Our ideas and desires can not hold the universe static.  Neither can our anger and indignation.  No matter our involvement, or how much to "blame" we may be, the Earth is using these so called invasives for her own purposes.  We fear the loss of the ecosystem we know.  We fear the loss of species.  Our fear rises into anger.

Anger can be a great motivator, but turning that anger on ourselves or Nature's intentions can only bring harm, so we must not stop there.  As emotions travel up the energetic centers of the body they are transformed.  As primal fear turns into visceral anger, so must it continue to move up through the heart center to be transformed into a more positive and healing emotion.  Call it Love.  Before emotions become action or intention they MUST move through the heart.  Too often, this essential alchemy does not take place, and we find ourselves thinking and acting from the "bowels" of our conciousness, fear and anger.  What greater good can we do ourselves and our planet than turn our negative emotions into healing love?   Has anyone or anything ever been healed by anger or fear?

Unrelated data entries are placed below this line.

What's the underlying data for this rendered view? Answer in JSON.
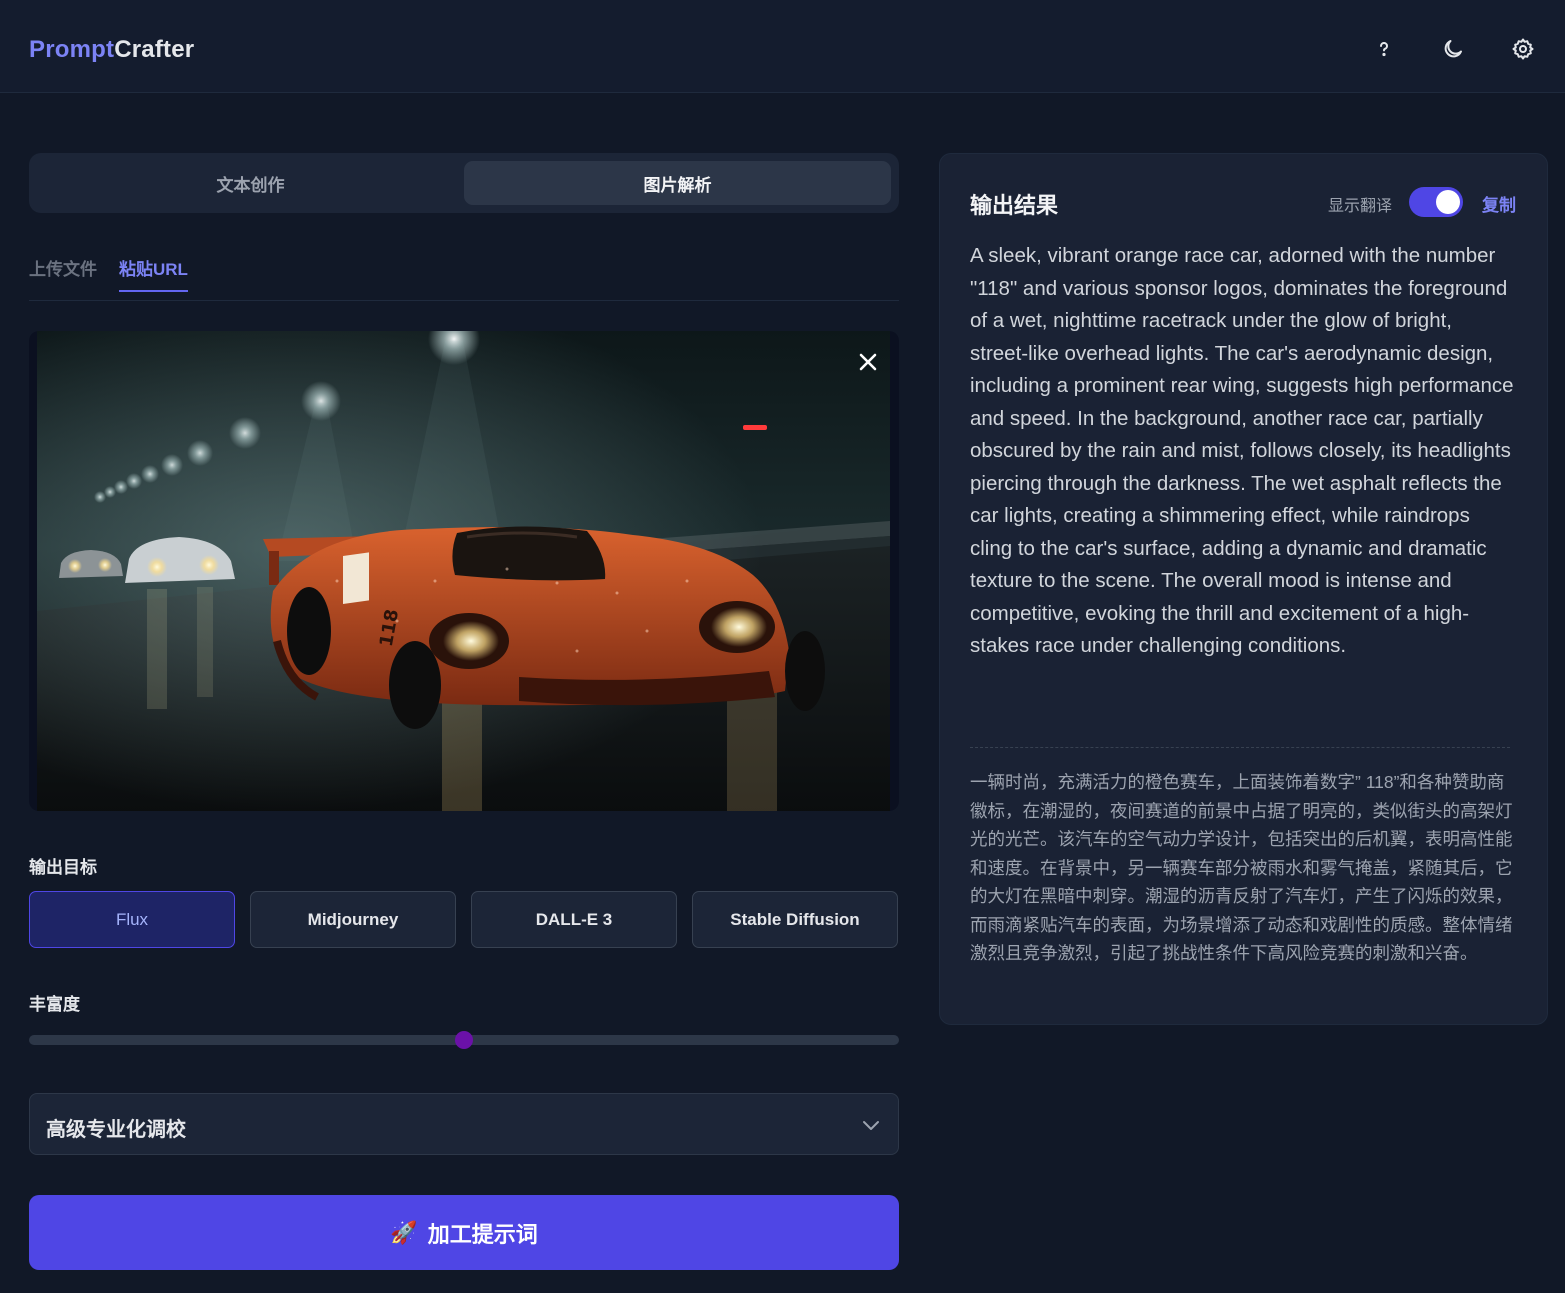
{
  "header": {
    "logo_part1": "Prompt",
    "logo_part2": "Crafter",
    "icons": [
      "help-icon",
      "moon-icon",
      "gear-icon"
    ]
  },
  "mode_tabs": [
    {
      "label": "文本创作",
      "active": false
    },
    {
      "label": "图片解析",
      "active": true
    }
  ],
  "source_tabs": [
    {
      "label": "上传文件",
      "active": false
    },
    {
      "label": "粘贴URL",
      "active": true
    }
  ],
  "image_preview": {
    "subject": "orange race car number 118 on wet night track",
    "close_icon": "close-icon"
  },
  "output_target": {
    "label": "输出目标",
    "options": [
      "Flux",
      "Midjourney",
      "DALL-E 3",
      "Stable Diffusion"
    ],
    "selected": "Flux"
  },
  "richness": {
    "label": "丰富度",
    "value": 0.5
  },
  "advanced": {
    "label": "高级专业化调校",
    "icon": "chevron-down-icon"
  },
  "process_button": {
    "icon": "🚀",
    "label": "加工提示词"
  },
  "result": {
    "title": "输出结果",
    "translate_label": "显示翻译",
    "translate_on": true,
    "copy_label": "复制",
    "text_en": "A sleek, vibrant orange race car, adorned with the number \"118\" and various sponsor logos, dominates the foreground of a wet, nighttime racetrack under the glow of bright, street-like overhead lights. The car's aerodynamic design, including a prominent rear wing, suggests high performance and speed. In the background, another race car, partially obscured by the rain and mist, follows closely, its headlights piercing through the darkness. The wet asphalt reflects the car lights, creating a shimmering effect, while raindrops cling to the car's surface, adding a dynamic and dramatic texture to the scene. The overall mood is intense and competitive, evoking the thrill and excitement of a high-stakes race under challenging conditions.",
    "text_zh": "一辆时尚，充满活力的橙色赛车，上面装饰着数字” 118”和各种赞助商徽标，在潮湿的，夜间赛道的前景中占据了明亮的，类似街头的高架灯光的光芒。该汽车的空气动力学设计，包括突出的后机翼，表明高性能和速度。在背景中，另一辆赛车部分被雨水和雾气掩盖，紧随其后，它的大灯在黑暗中刺穿。潮湿的沥青反射了汽车灯，产生了闪烁的效果，而雨滴紧贴汽车的表面，为场景增添了动态和戏剧性的质感。整体情绪激烈且竞争激烈，引起了挑战性条件下高风险竞赛的刺激和兴奋。"
  },
  "colors": {
    "accent": "#4f46e5",
    "accent_text": "#7c83f5",
    "background": "#111827",
    "panel": "#1a2234",
    "slider_thumb": "#6b11a8"
  }
}
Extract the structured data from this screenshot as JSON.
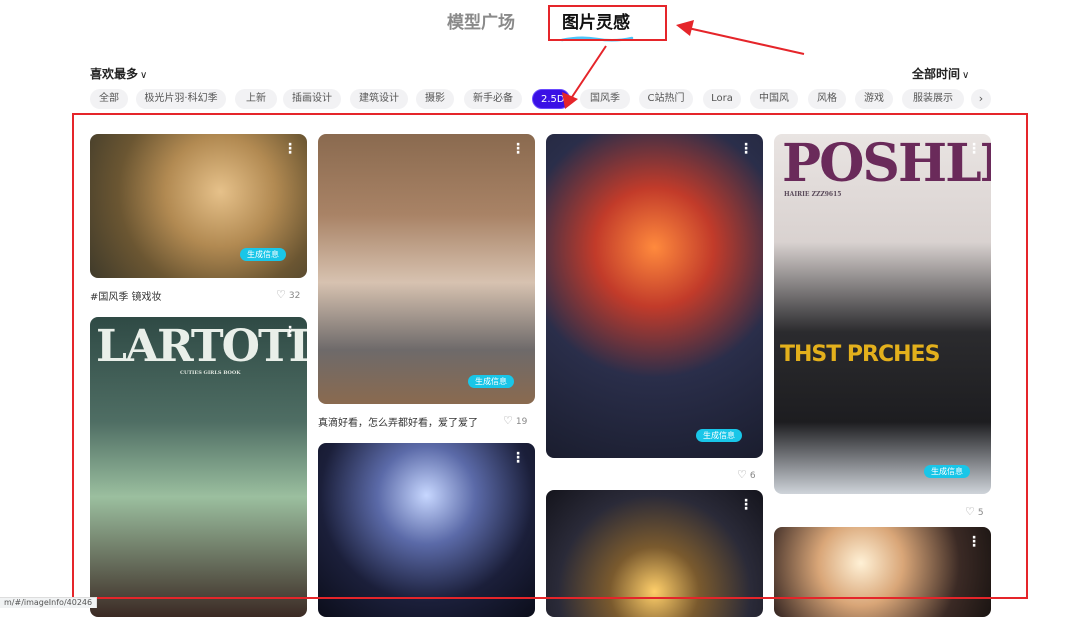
{
  "header": {
    "tabs": [
      {
        "label": "模型广场",
        "active": false
      },
      {
        "label": "图片灵感",
        "active": true
      }
    ]
  },
  "filters": {
    "sort_label": "喜欢最多",
    "time_label": "全部时间",
    "tags": [
      {
        "label": "全部",
        "active": false
      },
      {
        "label": "极光片羽·科幻季",
        "active": false
      },
      {
        "label": "上新",
        "active": false
      },
      {
        "label": "插画设计",
        "active": false
      },
      {
        "label": "建筑设计",
        "active": false
      },
      {
        "label": "摄影",
        "active": false
      },
      {
        "label": "新手必备",
        "active": false
      },
      {
        "label": "2.5D",
        "active": true
      },
      {
        "label": "国风季",
        "active": false
      },
      {
        "label": "C站热门",
        "active": false
      },
      {
        "label": "Lora",
        "active": false
      },
      {
        "label": "中国风",
        "active": false
      },
      {
        "label": "风格",
        "active": false
      },
      {
        "label": "游戏",
        "active": false
      },
      {
        "label": "服装展示",
        "active": false
      }
    ],
    "more_icon": "chevron-right-icon"
  },
  "cards": [
    {
      "badge": "生成信息",
      "caption": "#国风季 镜戏妆",
      "likes": "32"
    },
    {
      "badge": "",
      "caption": "",
      "likes": "",
      "magazine_title": "LARTOTIE",
      "magazine_sub": "CUTIES GIRLS BOOK"
    },
    {
      "badge": "生成信息",
      "caption": "真滴好看，怎么弄都好看，爱了爱了",
      "likes": "19"
    },
    {
      "badge": "",
      "caption": "",
      "likes": ""
    },
    {
      "badge": "生成信息",
      "caption": "",
      "likes": "6"
    },
    {
      "badge": "",
      "caption": "",
      "likes": ""
    },
    {
      "badge": "生成信息",
      "caption": "",
      "likes": "5",
      "magazine_title": "POSHLD",
      "magazine_sub": "HAIRIE ZZZ9615",
      "magazine_side": "THST PRCHES"
    },
    {
      "badge": "",
      "caption": "",
      "likes": ""
    }
  ],
  "status_bar": {
    "url": "m/#/imageInfo/40246"
  },
  "colors": {
    "accent": "#3a10e5",
    "badge": "#19c6e8",
    "highlight": "#e5252a"
  }
}
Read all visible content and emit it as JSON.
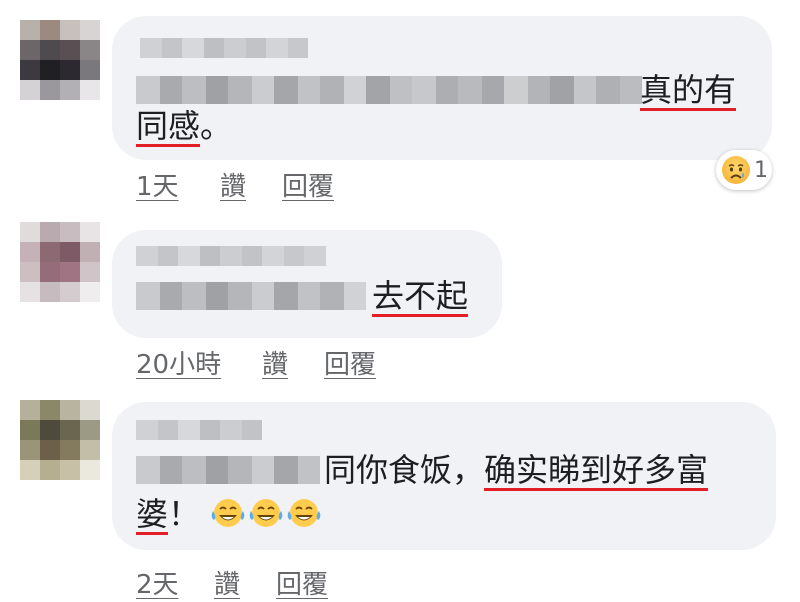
{
  "comments": [
    {
      "text_before": "",
      "text_highlight_1": "真的有",
      "text_highlight_2": "同感",
      "text_after": "。",
      "actions": {
        "time": "1天",
        "like": "讚",
        "reply": "回覆"
      },
      "reaction": {
        "icon": "crying-face-icon",
        "count": "1"
      }
    },
    {
      "text_highlight": "去不起",
      "actions": {
        "time": "20小時",
        "like": "讚",
        "reply": "回覆"
      }
    },
    {
      "text_plain": "同你食饭，",
      "text_highlight_1": "确实睇到好多富",
      "text_highlight_2": "婆",
      "text_after": "！",
      "emojis": [
        "laughing-tears-icon",
        "laughing-tears-icon",
        "laughing-tears-icon"
      ],
      "actions": {
        "time": "2天",
        "like": "讚",
        "reply": "回覆"
      }
    }
  ],
  "colors": {
    "bubble": "#f0f2f5",
    "underline": "#e41e26",
    "meta_text": "#65676b"
  }
}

May the invasive plant species play a healing role for the heart of the Earth as well as our own.  Their presence is a moment of choice for us, war or acceptance.  A meditation on Love in practice.

Note:  i do not want ot leave the impression that i do not acknowlege the damage, to man and earth, of the agro-military-industrial complex.  I can not sit in a place of blame and anger, but try to look at the biggest picture I can see, and move forward into a place of healing and peace.  This space must be created in our hearts before it can be manifested in the material world.

Find info on chakras, the energetic centers of our bodies I refer to, here.